## TASK INSTRUCTIONS
The expected response is the entire set of entries, copied exactly.

= = =

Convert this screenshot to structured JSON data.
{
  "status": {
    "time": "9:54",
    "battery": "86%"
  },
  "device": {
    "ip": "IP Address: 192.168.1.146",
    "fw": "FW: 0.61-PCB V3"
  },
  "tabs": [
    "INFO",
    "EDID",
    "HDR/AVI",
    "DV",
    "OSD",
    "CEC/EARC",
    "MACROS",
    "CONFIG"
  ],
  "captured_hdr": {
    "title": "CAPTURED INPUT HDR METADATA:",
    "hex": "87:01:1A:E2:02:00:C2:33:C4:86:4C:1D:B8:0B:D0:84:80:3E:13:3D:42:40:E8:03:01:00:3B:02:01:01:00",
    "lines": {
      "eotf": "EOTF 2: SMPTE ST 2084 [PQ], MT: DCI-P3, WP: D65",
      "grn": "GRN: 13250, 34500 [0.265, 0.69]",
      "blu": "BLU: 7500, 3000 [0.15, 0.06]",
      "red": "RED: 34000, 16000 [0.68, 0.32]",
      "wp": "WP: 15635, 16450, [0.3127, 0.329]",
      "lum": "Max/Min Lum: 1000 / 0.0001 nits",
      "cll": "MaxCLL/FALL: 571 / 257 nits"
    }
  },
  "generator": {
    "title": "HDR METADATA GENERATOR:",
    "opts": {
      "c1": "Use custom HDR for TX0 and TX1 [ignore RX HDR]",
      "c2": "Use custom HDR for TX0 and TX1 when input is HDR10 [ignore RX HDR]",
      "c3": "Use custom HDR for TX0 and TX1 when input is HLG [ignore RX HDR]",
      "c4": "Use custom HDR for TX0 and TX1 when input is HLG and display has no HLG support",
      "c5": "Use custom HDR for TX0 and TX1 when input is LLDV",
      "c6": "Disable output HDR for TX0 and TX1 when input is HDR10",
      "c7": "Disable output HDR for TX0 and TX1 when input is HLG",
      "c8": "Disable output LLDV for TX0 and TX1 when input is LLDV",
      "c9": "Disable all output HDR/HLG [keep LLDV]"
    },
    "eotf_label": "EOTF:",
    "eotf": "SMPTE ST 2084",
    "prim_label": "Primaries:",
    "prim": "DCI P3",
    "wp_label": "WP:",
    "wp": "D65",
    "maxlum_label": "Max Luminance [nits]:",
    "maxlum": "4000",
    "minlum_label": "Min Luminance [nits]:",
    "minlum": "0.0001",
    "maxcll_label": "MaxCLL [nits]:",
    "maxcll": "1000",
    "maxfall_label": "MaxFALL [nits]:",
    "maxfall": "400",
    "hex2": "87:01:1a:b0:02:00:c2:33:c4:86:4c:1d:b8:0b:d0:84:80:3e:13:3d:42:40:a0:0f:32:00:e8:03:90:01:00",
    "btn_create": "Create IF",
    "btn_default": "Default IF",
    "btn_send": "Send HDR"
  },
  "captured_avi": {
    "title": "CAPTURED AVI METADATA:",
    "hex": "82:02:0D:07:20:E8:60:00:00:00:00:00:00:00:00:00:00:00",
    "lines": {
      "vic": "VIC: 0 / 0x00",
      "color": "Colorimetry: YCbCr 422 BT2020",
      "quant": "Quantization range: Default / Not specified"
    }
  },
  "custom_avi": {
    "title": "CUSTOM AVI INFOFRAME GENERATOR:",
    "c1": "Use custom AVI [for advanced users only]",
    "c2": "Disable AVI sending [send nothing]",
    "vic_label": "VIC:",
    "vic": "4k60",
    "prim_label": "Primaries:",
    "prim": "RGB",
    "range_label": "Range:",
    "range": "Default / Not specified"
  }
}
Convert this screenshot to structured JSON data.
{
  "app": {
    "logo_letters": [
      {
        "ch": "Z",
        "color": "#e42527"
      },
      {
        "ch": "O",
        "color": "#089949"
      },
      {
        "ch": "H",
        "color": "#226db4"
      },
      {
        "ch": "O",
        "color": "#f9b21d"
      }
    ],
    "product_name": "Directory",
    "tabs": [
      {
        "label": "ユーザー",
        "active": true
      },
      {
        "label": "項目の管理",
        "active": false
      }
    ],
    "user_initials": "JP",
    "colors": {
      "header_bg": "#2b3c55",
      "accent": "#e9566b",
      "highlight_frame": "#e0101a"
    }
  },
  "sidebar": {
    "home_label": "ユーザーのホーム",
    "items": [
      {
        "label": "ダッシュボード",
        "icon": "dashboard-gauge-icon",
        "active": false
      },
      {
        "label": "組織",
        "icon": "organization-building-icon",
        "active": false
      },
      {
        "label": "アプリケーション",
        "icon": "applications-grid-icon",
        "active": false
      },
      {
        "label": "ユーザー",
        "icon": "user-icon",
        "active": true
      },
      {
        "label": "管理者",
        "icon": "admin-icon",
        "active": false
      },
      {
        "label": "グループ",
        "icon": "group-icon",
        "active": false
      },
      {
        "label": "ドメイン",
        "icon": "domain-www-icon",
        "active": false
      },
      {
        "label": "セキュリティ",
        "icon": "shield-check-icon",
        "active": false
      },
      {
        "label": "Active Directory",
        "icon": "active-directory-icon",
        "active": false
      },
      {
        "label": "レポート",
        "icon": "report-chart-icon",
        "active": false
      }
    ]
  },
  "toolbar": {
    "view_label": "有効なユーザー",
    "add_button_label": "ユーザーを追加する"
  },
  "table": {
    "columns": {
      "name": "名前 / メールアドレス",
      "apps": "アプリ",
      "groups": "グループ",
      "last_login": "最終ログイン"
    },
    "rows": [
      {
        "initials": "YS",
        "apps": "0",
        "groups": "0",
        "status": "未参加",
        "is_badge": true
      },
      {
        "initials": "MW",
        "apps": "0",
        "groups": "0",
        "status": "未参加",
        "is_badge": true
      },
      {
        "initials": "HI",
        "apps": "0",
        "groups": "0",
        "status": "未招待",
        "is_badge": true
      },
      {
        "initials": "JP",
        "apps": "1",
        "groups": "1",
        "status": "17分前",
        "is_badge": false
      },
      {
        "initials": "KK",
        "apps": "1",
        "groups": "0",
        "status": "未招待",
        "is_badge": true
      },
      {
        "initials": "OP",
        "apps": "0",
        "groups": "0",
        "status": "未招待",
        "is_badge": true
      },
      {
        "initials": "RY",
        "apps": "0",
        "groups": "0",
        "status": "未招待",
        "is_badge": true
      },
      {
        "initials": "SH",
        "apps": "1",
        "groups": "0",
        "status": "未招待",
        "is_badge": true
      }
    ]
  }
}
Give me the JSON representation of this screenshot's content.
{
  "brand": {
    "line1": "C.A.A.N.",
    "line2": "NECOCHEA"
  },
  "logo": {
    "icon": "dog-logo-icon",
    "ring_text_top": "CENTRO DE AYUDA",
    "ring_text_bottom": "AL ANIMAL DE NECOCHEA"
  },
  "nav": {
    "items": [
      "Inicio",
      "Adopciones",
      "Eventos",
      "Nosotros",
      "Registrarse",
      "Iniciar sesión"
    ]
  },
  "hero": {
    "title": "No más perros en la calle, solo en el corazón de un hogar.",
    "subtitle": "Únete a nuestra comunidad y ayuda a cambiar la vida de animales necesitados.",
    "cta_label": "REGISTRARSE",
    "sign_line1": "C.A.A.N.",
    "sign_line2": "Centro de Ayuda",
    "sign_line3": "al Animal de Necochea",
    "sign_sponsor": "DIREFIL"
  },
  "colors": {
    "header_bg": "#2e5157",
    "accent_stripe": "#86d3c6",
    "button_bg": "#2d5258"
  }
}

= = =

## SOLUTION TO THIS EXERCISE
Convert this screenshot to structured JSON data.
{
  "status": {
    "time": "9:54",
    "battery": "86%"
  },
  "device": {
    "ip": "IP Address: 192.168.1.146",
    "fw": "FW: 0.61-PCB V3"
  },
  "tabs": [
    "INFO",
    "EDID",
    "HDR/AVI",
    "DV",
    "OSD",
    "CEC/EARC",
    "MACROS",
    "CONFIG"
  ],
  "captured_hdr": {
    "title": "CAPTURED INPUT HDR METADATA:",
    "hex": "87:01:1A:E2:02:00:C2:33:C4:86:4C:1D:B8:0B:D0:84:80:3E:13:3D:42:40:E8:03:01:00:3B:02:01:01:00",
    "lines": {
      "eotf": "EOTF 2: SMPTE ST 2084 [PQ], MT: DCI-P3, WP: D65",
      "grn": "GRN: 13250, 34500 [0.265, 0.69]",
      "blu": "BLU: 7500, 3000 [0.15, 0.06]",
      "red": "RED: 34000, 16000 [0.68, 0.32]",
      "wp": "WP: 15635, 16450, [0.3127, 0.329]",
      "lum": "Max/Min Lum: 1000 / 0.0001 nits",
      "cll": "MaxCLL/FALL: 571 / 257 nits"
    }
  },
  "generator": {
    "title": "HDR METADATA GENERATOR:",
    "opts": {
      "c1": "Use custom HDR for TX0 and TX1 [ignore RX HDR]",
      "c2": "Use custom HDR for TX0 and TX1 when input is HDR10 [ignore RX HDR]",
      "c3": "Use custom HDR for TX0 and TX1 when input is HLG [ignore RX HDR]",
      "c4": "Use custom HDR for TX0 and TX1 when input is HLG and display has no HLG support",
      "c5": "Use custom HDR for TX0 and TX1 when input is LLDV",
      "c6": "Disable output HDR for TX0 and TX1 when input is HDR10",
      "c7": "Disable output HDR for TX0 and TX1 when input is HLG",
      "c8": "Disable output LLDV for TX0 and TX1 when input is LLDV",
      "c9": "Disable all output HDR/HLG [keep LLDV]"
    },
    "eotf_label": "EOTF:",
    "eotf": "SMPTE ST 2084",
    "prim_label": "Primaries:",
    "prim": "DCI P3",
    "wp_label": "WP:",
    "wp": "D65",
    "maxlum_label": "Max Luminance [nits]:",
    "maxlum": "4000",
    "minlum_label": "Min Luminance [nits]:",
    "minlum": "0.0001",
    "maxcll_label": "MaxCLL [nits]:",
    "maxcll": "1000",
    "maxfall_label": "MaxFALL [nits]:",
    "maxfall": "400",
    "hex2": "87:01:1a:b0:02:00:c2:33:c4:86:4c:1d:b8:0b:d0:84:80:3e:13:3d:42:40:a0:0f:32:00:e8:03:90:01:00",
    "btn_create": "Create IF",
    "btn_default": "Default IF",
    "btn_send": "Send HDR"
  },
  "captured_avi": {
    "title": "CAPTURED AVI METADATA:",
    "hex": "82:02:0D:07:20:E8:60:00:00:00:00:00:00:00:00:00:00:00",
    "lines": {
      "vic": "VIC: 0 / 0x00",
      "color": "Colorimetry: YCbCr 422 BT2020",
      "quant": "Quantization range: Default / Not specified"
    }
  },
  "custom_avi": {
    "title": "CUSTOM AVI INFOFRAME GENERATOR:",
    "c1": "Use custom AVI [for advanced users only]",
    "c2": "Disable AVI sending [send nothing]",
    "vic_label": "VIC:",
    "vic": "4k60",
    "prim_label": "Primaries:",
    "prim": "RGB",
    "range_label": "Range:",
    "range": "Default / Not specified"
  }
}
Convert this screenshot to structured JSON data.
{
  "app": {
    "logo_letters": [
      {
        "ch": "Z",
        "color": "#e42527"
      },
      {
        "ch": "O",
        "color": "#089949"
      },
      {
        "ch": "H",
        "color": "#226db4"
      },
      {
        "ch": "O",
        "color": "#f9b21d"
      }
    ],
    "product_name": "Directory",
    "tabs": [
      {
        "label": "ユーザー",
        "active": true
      },
      {
        "label": "項目の管理",
        "active": false
      }
    ],
    "user_initials": "JP",
    "colors": {
      "header_bg": "#2b3c55",
      "accent": "#e9566b",
      "highlight_frame": "#e0101a"
    }
  },
  "sidebar": {
    "home_label": "ユーザーのホーム",
    "items": [
      {
        "label": "ダッシュボード",
        "icon": "dashboard-gauge-icon",
        "active": false
      },
      {
        "label": "組織",
        "icon": "organization-building-icon",
        "active": false
      },
      {
        "label": "アプリケーション",
        "icon": "applications-grid-icon",
        "active": false
      },
      {
        "label": "ユーザー",
        "icon": "user-icon",
        "active": true
      },
      {
        "label": "管理者",
        "icon": "admin-icon",
        "active": false
      },
      {
        "label": "グループ",
        "icon": "group-icon",
        "active": false
      },
      {
        "label": "ドメイン",
        "icon": "domain-www-icon",
        "active": false
      },
      {
        "label": "セキュリティ",
        "icon": "shield-check-icon",
        "active": false
      },
      {
        "label": "Active Directory",
        "icon": "active-directory-icon",
        "active": false
      },
      {
        "label": "レポート",
        "icon": "report-chart-icon",
        "active": false
      }
    ]
  },
  "toolbar": {
    "view_label": "有効なユーザー",
    "add_button_label": "ユーザーを追加する"
  },
  "table": {
    "columns": {
      "name": "名前 / メールアドレス",
      "apps": "アプリ",
      "groups": "グループ",
      "last_login": "最終ログイン"
    },
    "rows": [
      {
        "initials": "YS",
        "apps": "0",
        "groups": "0",
        "status": "未参加",
        "is_badge": true
      },
      {
        "initials": "MW",
        "apps": "0",
        "groups": "0",
        "status": "未参加",
        "is_badge": true
      },
      {
        "initials": "HI",
        "apps": "0",
        "groups": "0",
        "status": "未招待",
        "is_badge": true
      },
      {
        "initials": "JP",
        "apps": "1",
        "groups": "1",
        "status": "17分前",
        "is_badge": false
      },
      {
        "initials": "KK",
        "apps": "1",
        "groups": "0",
        "status": "未招待",
        "is_badge": true
      },
      {
        "initials": "OP",
        "apps": "0",
        "groups": "0",
        "status": "未招待",
        "is_badge": true
      },
      {
        "initials": "RY",
        "apps": "0",
        "groups": "0",
        "status": "未招待",
        "is_badge": true
      },
      {
        "initials": "SH",
        "apps": "1",
        "groups": "0",
        "status": "未招待",
        "is_badge": true
      }
    ]
  }
}
Give me the JSON representation of this screenshot's content.
{
  "brand": {
    "line1": "C.A.A.N.",
    "line2": "NECOCHEA"
  },
  "logo": {
    "icon": "dog-logo-icon",
    "ring_text_top": "CENTRO DE AYUDA",
    "ring_text_bottom": "AL ANIMAL DE NECOCHEA"
  },
  "nav": {
    "items": [
      "Inicio",
      "Adopciones",
      "Eventos",
      "Nosotros",
      "Registrarse",
      "Iniciar sesión"
    ]
  },
  "hero": {
    "title": "No más perros en la calle, solo en el corazón de un hogar.",
    "subtitle": "Únete a nuestra comunidad y ayuda a cambiar la vida de animales necesitados.",
    "cta_label": "REGISTRARSE",
    "sign_line1": "C.A.A.N.",
    "sign_line2": "Centro de Ayuda",
    "sign_line3": "al Animal de Necochea",
    "sign_sponsor": "DIREFIL"
  },
  "colors": {
    "header_bg": "#2e5157",
    "accent_stripe": "#86d3c6",
    "button_bg": "#2d5258"
  }
}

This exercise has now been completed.